For each line below that includes the string "AlexanderCleasby", show the whole line.

[Source data]

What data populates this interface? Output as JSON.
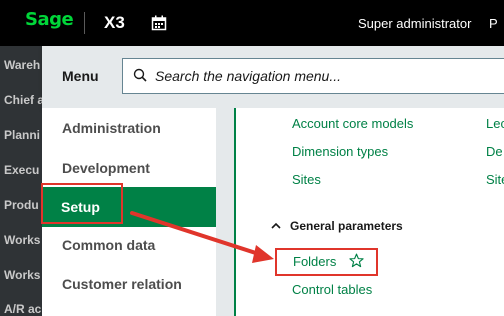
{
  "topbar": {
    "logo": "Sage",
    "product": "X3",
    "user": "Super administrator",
    "user_partial": "P"
  },
  "background_items": [
    "Wareh",
    "Chief a",
    "Planni",
    "Execu",
    "Produ",
    "Works",
    "Works",
    "A/R ac"
  ],
  "menu": {
    "title": "Menu",
    "search_placeholder": "Search the navigation menu..."
  },
  "left_nav": [
    {
      "label": "Administration",
      "active": false
    },
    {
      "label": "Development",
      "active": false
    },
    {
      "label": "Setup",
      "active": true
    },
    {
      "label": "Common data",
      "active": false
    },
    {
      "label": "Customer relation",
      "active": false
    }
  ],
  "content": {
    "col1_links": [
      "Account core models",
      "Dimension types",
      "Sites"
    ],
    "col2_partial": [
      "Lec",
      "De",
      "Site"
    ],
    "section_title": "General parameters",
    "section_links": [
      "Folders",
      "Control tables"
    ]
  },
  "colors": {
    "brand_green": "#008146",
    "logo_green": "#00d639",
    "annotation_red": "#e0352b",
    "topbar_bg": "#000000"
  }
}
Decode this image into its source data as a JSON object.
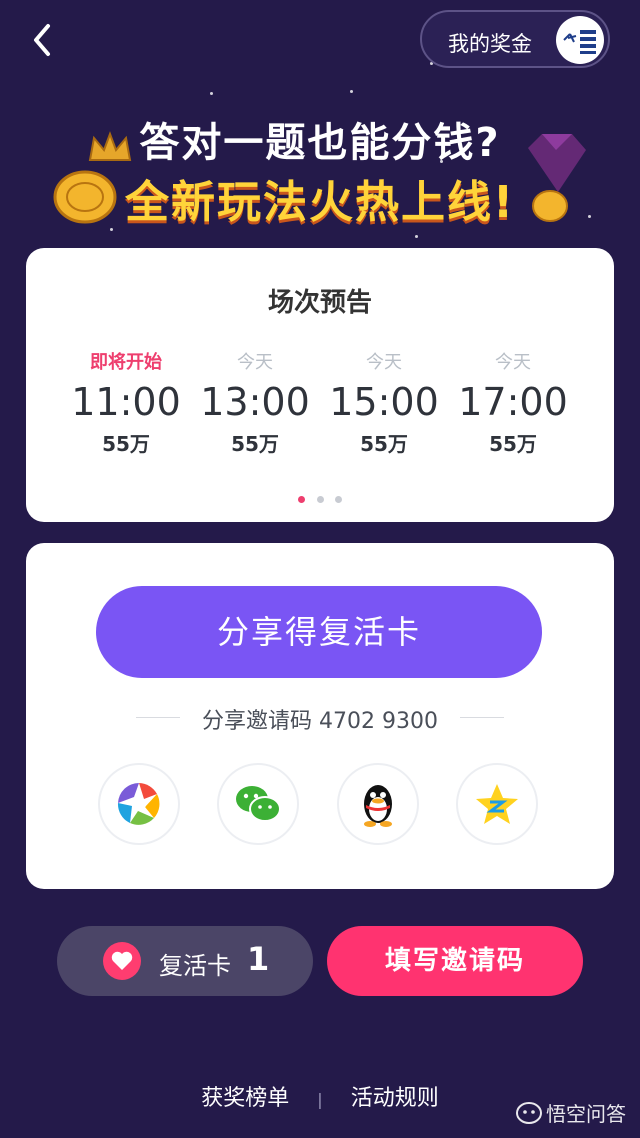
{
  "header": {
    "back_icon": "chevron-left-icon",
    "my_bonus_label": "我的奖金",
    "avatar_icon": "avatar-logo-icon"
  },
  "banner": {
    "line1": "答对一题也能分钱?",
    "line2": "全新玩法火热上线!"
  },
  "schedule": {
    "title": "场次预告",
    "slots": [
      {
        "status": "即将开始",
        "time": "11:00",
        "prize": "55万",
        "active": true
      },
      {
        "status": "今天",
        "time": "13:00",
        "prize": "55万",
        "active": false
      },
      {
        "status": "今天",
        "time": "15:00",
        "prize": "55万",
        "active": false
      },
      {
        "status": "今天",
        "time": "17:00",
        "prize": "55万",
        "active": false
      }
    ],
    "pager": {
      "pages": 3,
      "current": 1
    }
  },
  "share": {
    "button_label": "分享得复活卡",
    "invite_label": "分享邀请码 4702 9300",
    "platforms": [
      {
        "name": "moments",
        "icon": "moments-camera-icon"
      },
      {
        "name": "wechat",
        "icon": "wechat-icon"
      },
      {
        "name": "qq",
        "icon": "qq-penguin-icon"
      },
      {
        "name": "qzone",
        "icon": "qzone-star-icon"
      }
    ]
  },
  "actions": {
    "revive_label": "复活卡",
    "revive_count": "1",
    "invite_button": "填写邀请码"
  },
  "footer": {
    "leaderboard": "获奖榜单",
    "rules": "活动规则",
    "watermark": "悟空问答"
  },
  "colors": {
    "background": "#241a4a",
    "share_button": "#7a55f4",
    "invite_button": "#ff3370",
    "active_status": "#ee3e6e"
  }
}
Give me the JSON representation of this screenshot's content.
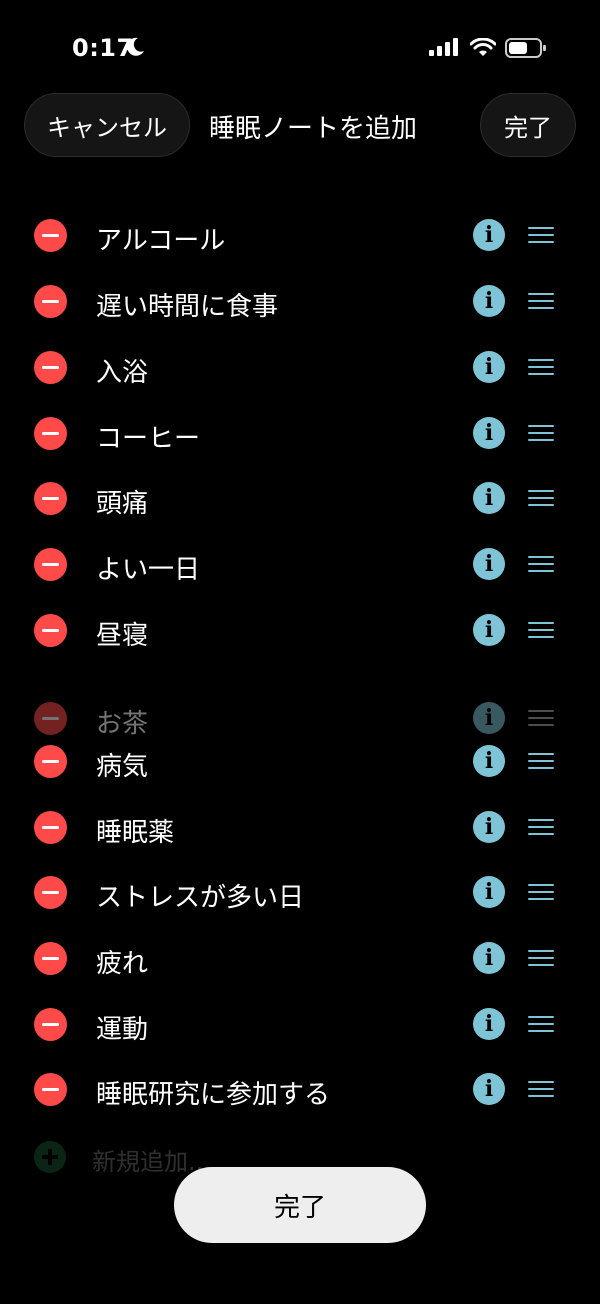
{
  "status_bar": {
    "time": "0:17"
  },
  "header": {
    "cancel_label": "キャンセル",
    "title": "睡眠ノートを追加",
    "done_label": "完了"
  },
  "items": [
    {
      "label": "アルコール"
    },
    {
      "label": "遅い時間に食事"
    },
    {
      "label": "入浴"
    },
    {
      "label": "コーヒー"
    },
    {
      "label": "頭痛"
    },
    {
      "label": "よい一日"
    },
    {
      "label": "昼寝"
    },
    {
      "label": "お茶"
    },
    {
      "label": "病気"
    },
    {
      "label": "睡眠薬"
    },
    {
      "label": "ストレスが多い日"
    },
    {
      "label": "疲れ"
    },
    {
      "label": "運動"
    },
    {
      "label": "睡眠研究に参加する"
    }
  ],
  "add_new_label": "新規追加...",
  "footer": {
    "done_label": "完了"
  },
  "colors": {
    "remove": "#ff4a4a",
    "accent": "#7fc4d6",
    "add": "#1f6b3a"
  }
}
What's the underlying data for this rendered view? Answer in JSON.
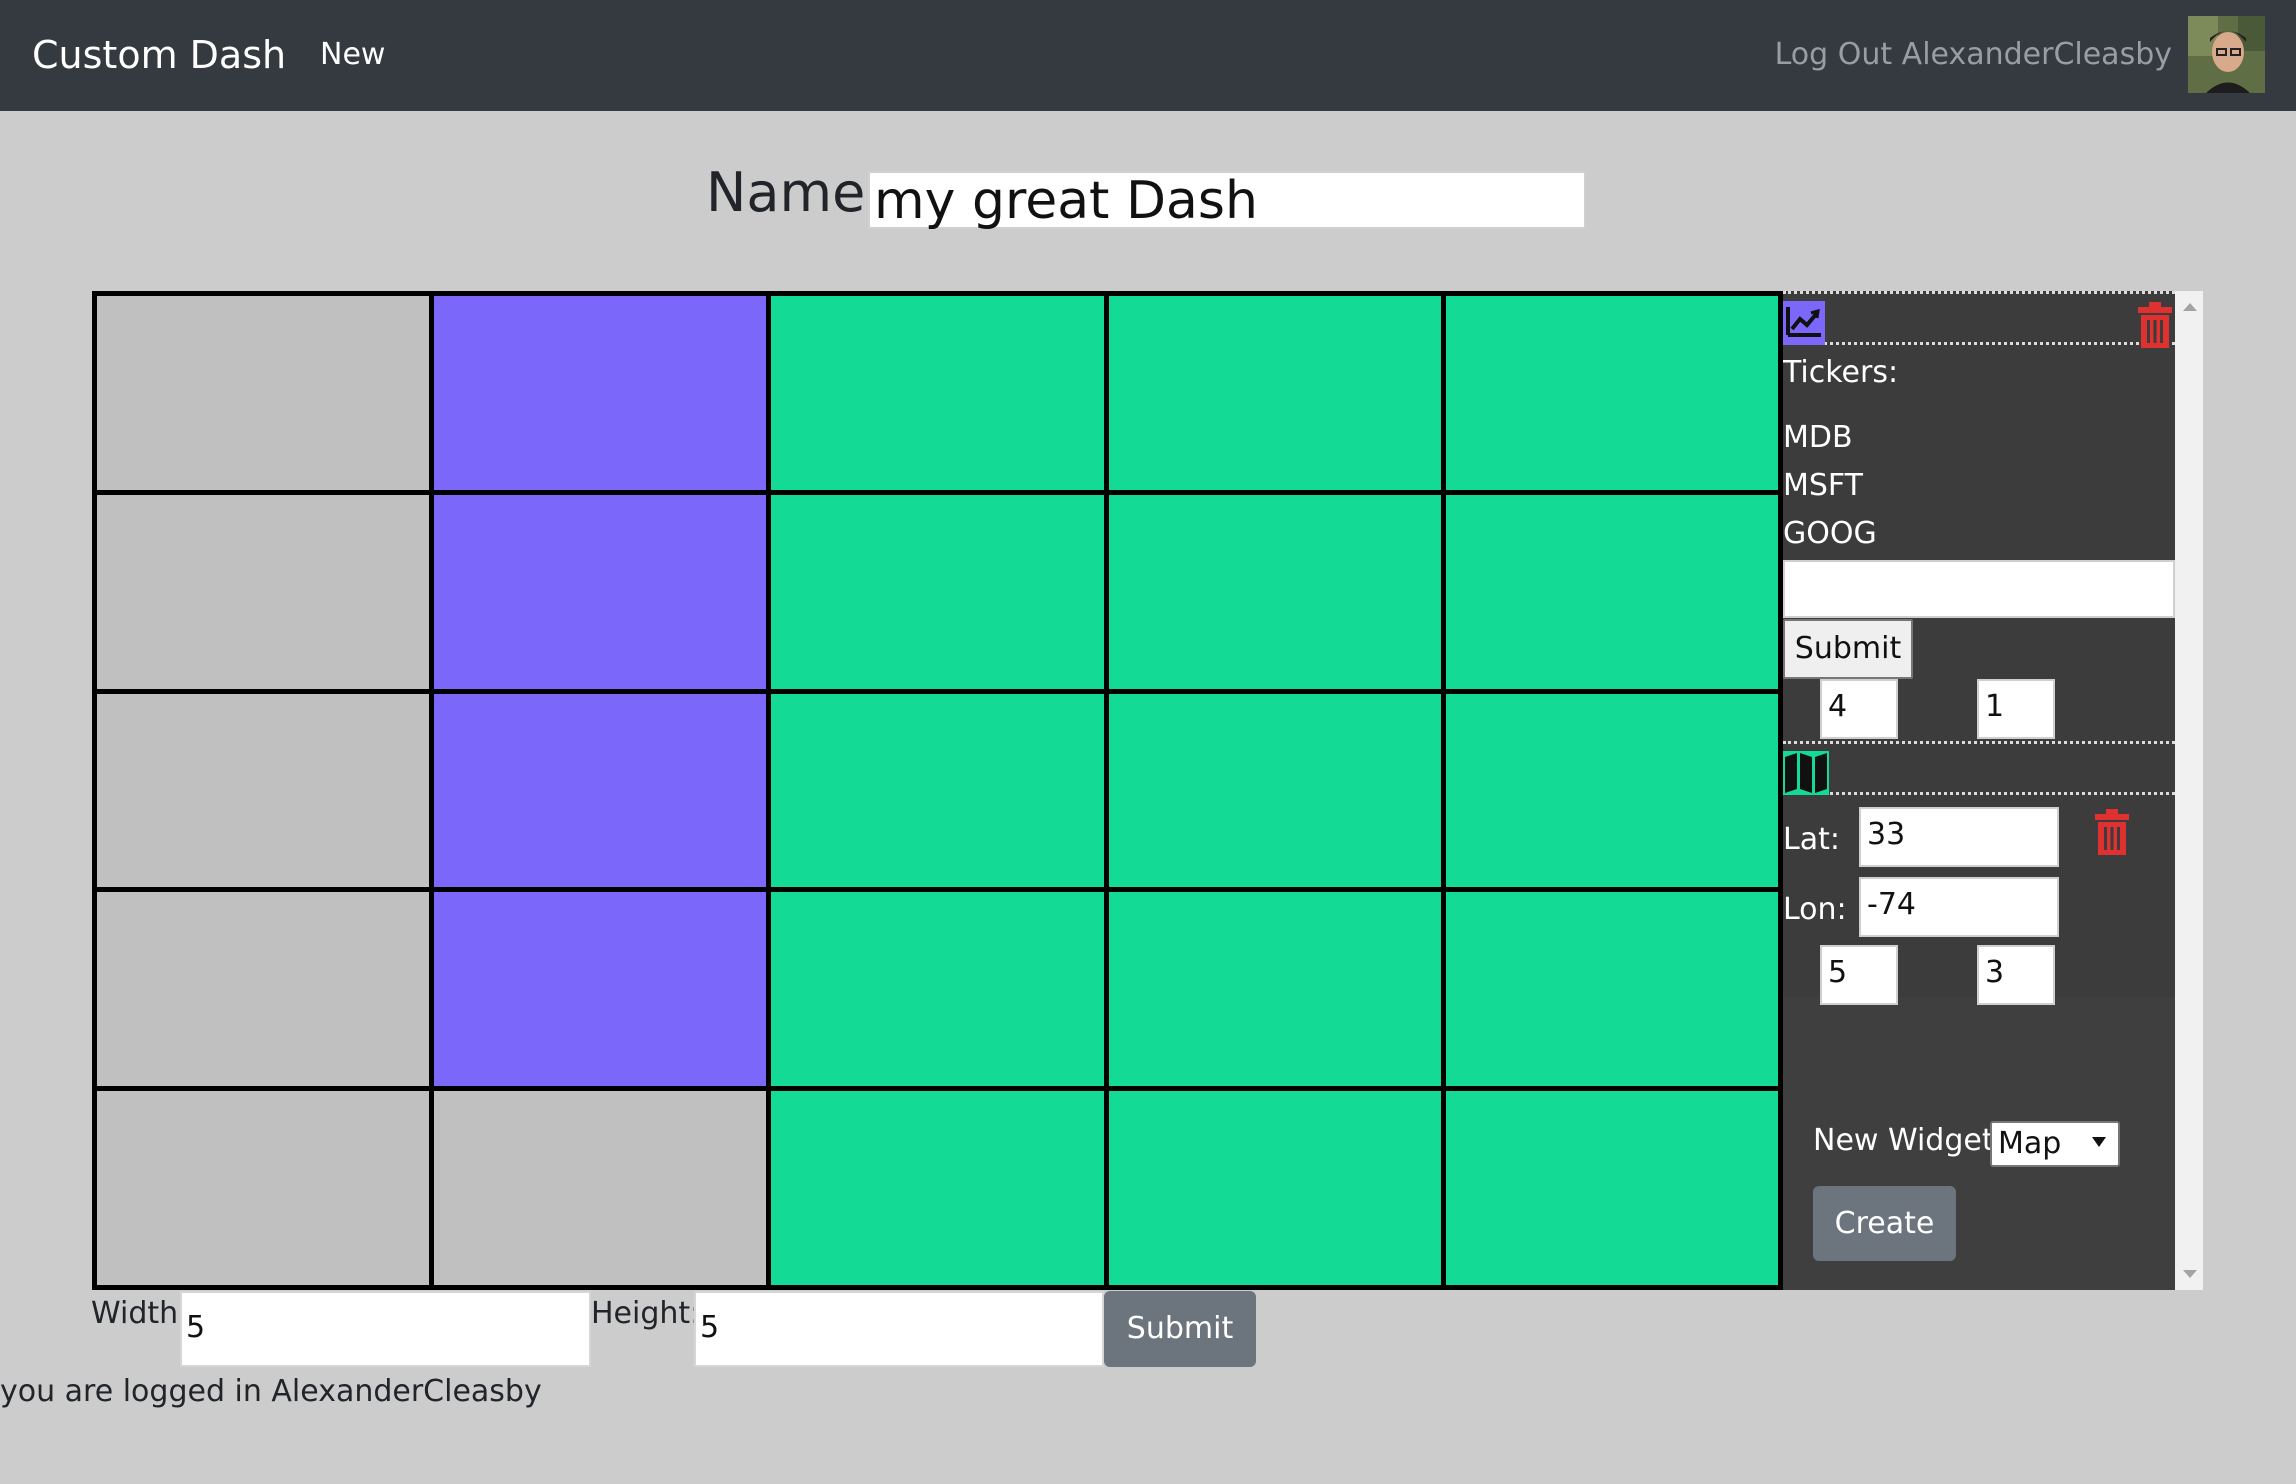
{
  "navbar": {
    "brand": "Custom Dash",
    "new_link": "New",
    "logout": "Log Out AlexanderCleasby"
  },
  "name_field": {
    "label": "Name:",
    "value": "my great Dash"
  },
  "grid": {
    "rows": 5,
    "cols": 5,
    "colors": {
      "empty": "#c0c0c0",
      "stock": "#7b68fa",
      "map": "#13db96",
      "border": "#000000"
    },
    "cells": [
      [
        "empty",
        "stock",
        "map",
        "map",
        "map"
      ],
      [
        "empty",
        "stock",
        "map",
        "map",
        "map"
      ],
      [
        "empty",
        "stock",
        "map",
        "map",
        "map"
      ],
      [
        "empty",
        "stock",
        "map",
        "map",
        "map"
      ],
      [
        "empty",
        "empty",
        "map",
        "map",
        "map"
      ]
    ]
  },
  "panel": {
    "stock_widget": {
      "icon": "chart-line-icon",
      "icon_color": "#7b68fa",
      "delete_icon": "trash-icon",
      "delete_color": "#e03131",
      "tickers_label": "Tickers:",
      "tickers": [
        "MDB",
        "MSFT",
        "GOOG"
      ],
      "ticker_input": "",
      "submit_label": "Submit",
      "width_value": "4",
      "height_value": "1"
    },
    "map_widget": {
      "icon": "map-icon",
      "icon_color": "#13db96",
      "delete_icon": "trash-icon",
      "lat_label": "Lat:",
      "lat_value": "33",
      "lon_label": "Lon:",
      "lon_value": "-74",
      "width_value": "5",
      "height_value": "3"
    },
    "new_widget": {
      "label": "New Widget:",
      "selected": "Map",
      "create_label": "Create"
    }
  },
  "grid_controls": {
    "width_label": "Width:",
    "width_value": "5",
    "height_label": "Height:",
    "height_value": "5",
    "submit_label": "Submit"
  },
  "footer": {
    "text": "you are logged in AlexanderCleasby"
  }
}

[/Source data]

## Task solution
    "logout": "Log Out AlexanderCleasby"
    "text": "you are logged in AlexanderCleasby"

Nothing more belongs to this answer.